Maybe more to the point: do we even want to?
When I began teaching, I realized I needed to learn more and quicker about how I am being received, how the course is working and what is (and what is not) helping students learn. A professor friend of mine shared a little trick which I have refined and adopted: the quick feedback form.
Here is what I do in class (you can let them know in advance):
Ask students to get out a half-sheet of paper.
I put the above image on a Ppt or draw it on the blackboard or whiteboard. They don't put their name on it. It's anonymous.
I give them 2 - 3 minutes to write out thoughts on their own.
I give them 5 minutes to share either in pairs or in small groups (no more than four students in a group) during which I leave the room telling them, "When I come back I want to hear from you."
I leave and come back 5 minutes later.
We discuss. I feel like the best and worst teacher on the planet as their comments fly at me like paper airplanes.
In a recent class, there was a near mutiny about the apparent horrible state of my Canvas page (the LMS we use at Penn State). And my "Announcement" which I send out with great eloquence and clarity are also a mess.
I came back to the room and after a flurry of compliments and kudos, a brave student mumbled something about "sometimes the announcement and assignments on Canvas are unclear." As soon as I thanked the student and showed sincere interest in feedback (when the rest of the class saw I would not shoot the messenger nor would I defend myself and make excuses), about half the class of 35 students raised their hands.
The courageous mumbling of a single student had struck a nerve and an opportunity for creative collaboration and improved learning and teaching.

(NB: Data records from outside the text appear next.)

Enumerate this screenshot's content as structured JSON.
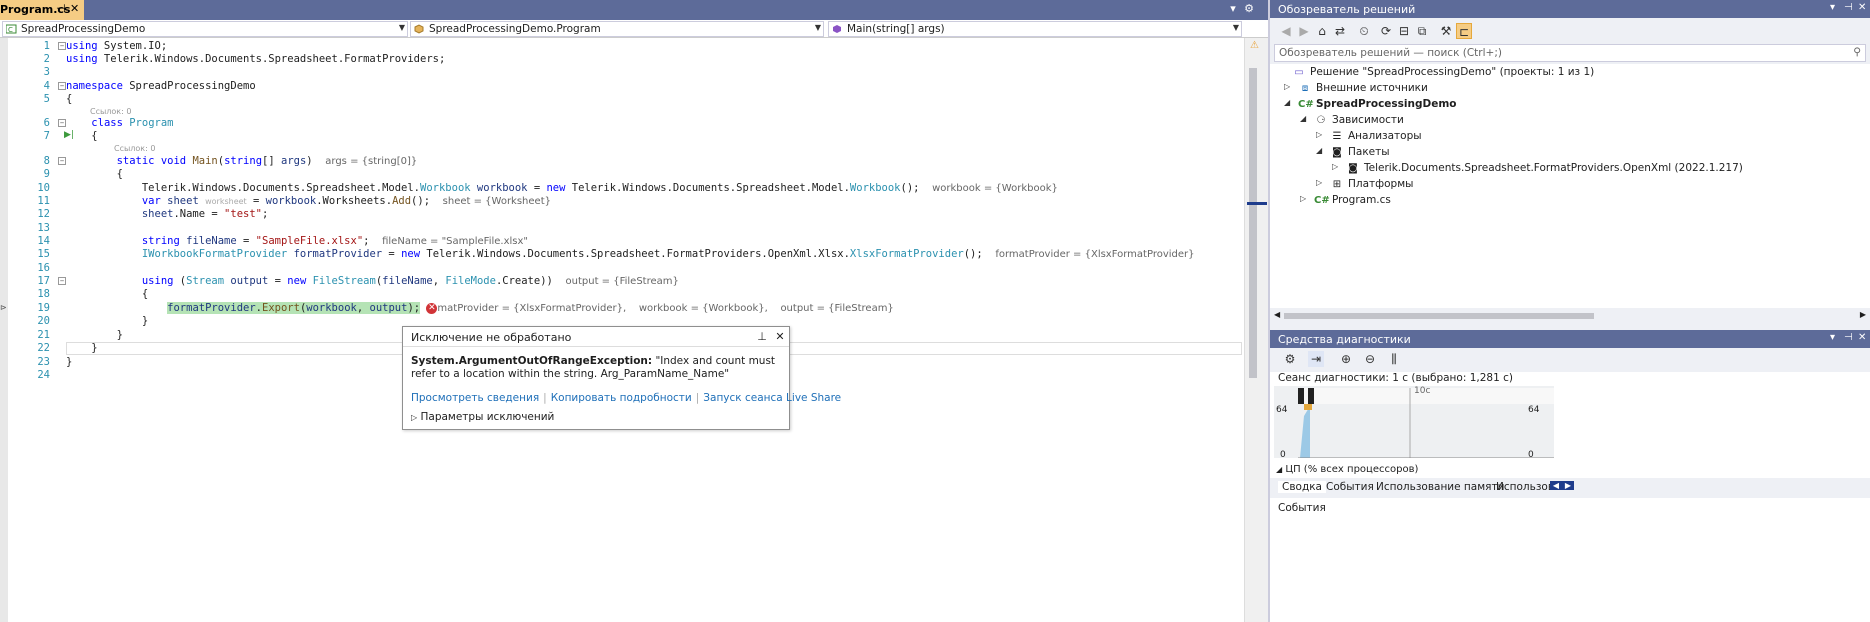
{
  "editor": {
    "tab": {
      "title": "Program.cs",
      "pin": "⊣",
      "close": "✕"
    },
    "tabstrip_buttons": [
      "▾",
      "⚙"
    ],
    "nav": {
      "project": "SpreadProcessingDemo",
      "type": "SpreadProcessingDemo.Program",
      "member": "Main(string[] args)"
    },
    "codelens": [
      "Ссылок: 0",
      "Ссылок: 0"
    ],
    "line_numbers": [
      "1",
      "2",
      "3",
      "4",
      "5",
      "6",
      "7",
      "8",
      "9",
      "10",
      "11",
      "12",
      "13",
      "14",
      "15",
      "16",
      "17",
      "18",
      "19",
      "20",
      "21",
      "22",
      "23",
      "24"
    ],
    "hints": {
      "args": "args = {string[0]}",
      "workbook": "workbook = {Workbook}",
      "sheet_inline": "worksheet",
      "sheet": "sheet = {Worksheet}",
      "fileName": "fileName = \"SampleFile.xlsx\"",
      "formatProvider": "formatProvider = {XlsxFormatProvider}",
      "output": "output = {FileStream}",
      "line19_a": "matProvider = {XlsxFormatProvider},",
      "line19_b": "workbook = {Workbook},",
      "line19_c": "output = {FileStream}"
    }
  },
  "exception_popup": {
    "title": "Исключение не обработано",
    "exception_type": "System.ArgumentOutOfRangeException:",
    "message": "\"Index and count must refer to a location within the string. Arg_ParamName_Name\"",
    "links": [
      "Просмотреть сведения",
      "Копировать подробности",
      "Запуск сеанса Live Share"
    ],
    "params_label": "Параметры исключений"
  },
  "solution_explorer": {
    "title": "Обозреватель решений",
    "search_placeholder": "Обозреватель решений — поиск (Ctrl+;)",
    "nodes": [
      {
        "label": "Решение \"SpreadProcessingDemo\" (проекты: 1 из 1)",
        "icon": "solution-icon",
        "arrow": ""
      },
      {
        "label": "Внешние источники",
        "icon": "external-sources-icon",
        "arrow": "▷"
      },
      {
        "label": "SpreadProcessingDemo",
        "icon": "project-icon",
        "arrow": "◢"
      },
      {
        "label": "Зависимости",
        "icon": "dependencies-icon",
        "arrow": "◢"
      },
      {
        "label": "Анализаторы",
        "icon": "analyzers-icon",
        "arrow": "▷"
      },
      {
        "label": "Пакеты",
        "icon": "packages-icon",
        "arrow": "◢"
      },
      {
        "label": "Telerik.Documents.Spreadsheet.FormatProviders.OpenXml (2022.1.217)",
        "icon": "package-icon",
        "arrow": "▷"
      },
      {
        "label": "Платформы",
        "icon": "frameworks-icon",
        "arrow": "▷"
      },
      {
        "label": "Program.cs",
        "icon": "csharp-file-icon",
        "arrow": "▷"
      }
    ]
  },
  "diagnostics": {
    "title": "Средства диагностики",
    "session": "Сеанс диагностики: 1 с (выбрано: 1,281 с)",
    "axis_label": "10с",
    "left_max": "64",
    "left_min": "0",
    "right_max": "64",
    "right_min": "0",
    "cpu_label": "ЦП (% всех процессоров)",
    "tabs": [
      "Сводка",
      "События",
      "Использование памяти",
      "Использование ЦП"
    ],
    "events_label": "События"
  },
  "colors": {
    "tab_active": "#f5cc84",
    "tabstrip": "#5d6b99",
    "panel_title": "#5d6b99",
    "error": "#d13438",
    "highlight": "#b5e3b5"
  }
}
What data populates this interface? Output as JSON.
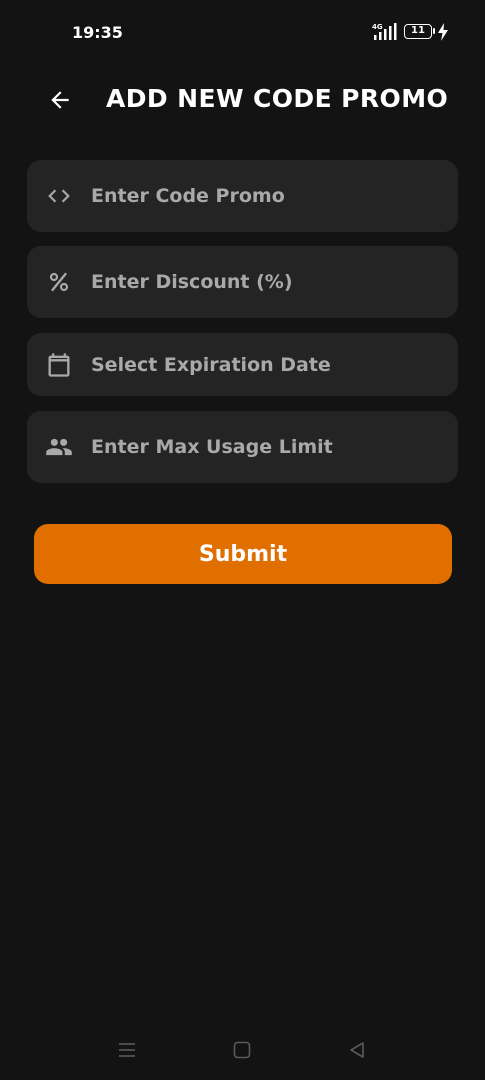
{
  "status_bar": {
    "time": "19:35",
    "network": "4G",
    "battery": "11",
    "charging": true
  },
  "header": {
    "title": "ADD NEW CODE PROMO",
    "back_icon": "arrow-left-icon"
  },
  "form": {
    "code_promo": {
      "placeholder": "Enter Code Promo",
      "value": "",
      "icon": "code-brackets-icon"
    },
    "discount": {
      "placeholder": "Enter Discount (%)",
      "value": "",
      "icon": "percent-icon"
    },
    "expiration_date": {
      "label": "Select Expiration Date",
      "icon": "calendar-icon"
    },
    "max_usage": {
      "placeholder": "Enter Max Usage Limit",
      "value": "",
      "icon": "people-icon"
    }
  },
  "submit": {
    "label": "Submit"
  },
  "nav_bar": {
    "menu_icon": "menu-icon",
    "home_icon": "square-home-icon",
    "back_icon": "triangle-back-icon"
  },
  "colors": {
    "background": "#131313",
    "field_background": "#242424",
    "placeholder": "#a9a9a9",
    "accent": "#e06f00",
    "text": "#ffffff"
  }
}
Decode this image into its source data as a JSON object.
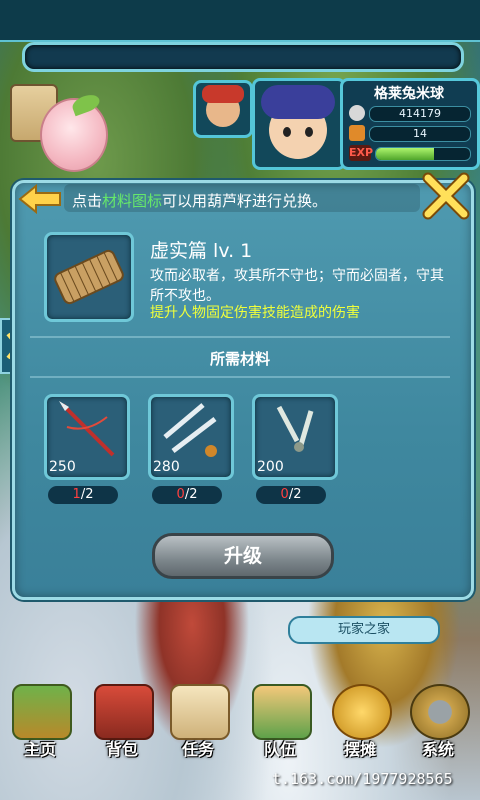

It was not possible to address all their concerns in the moment so I asked if 2 - 3 of them would sit down with me next week, with one of their compute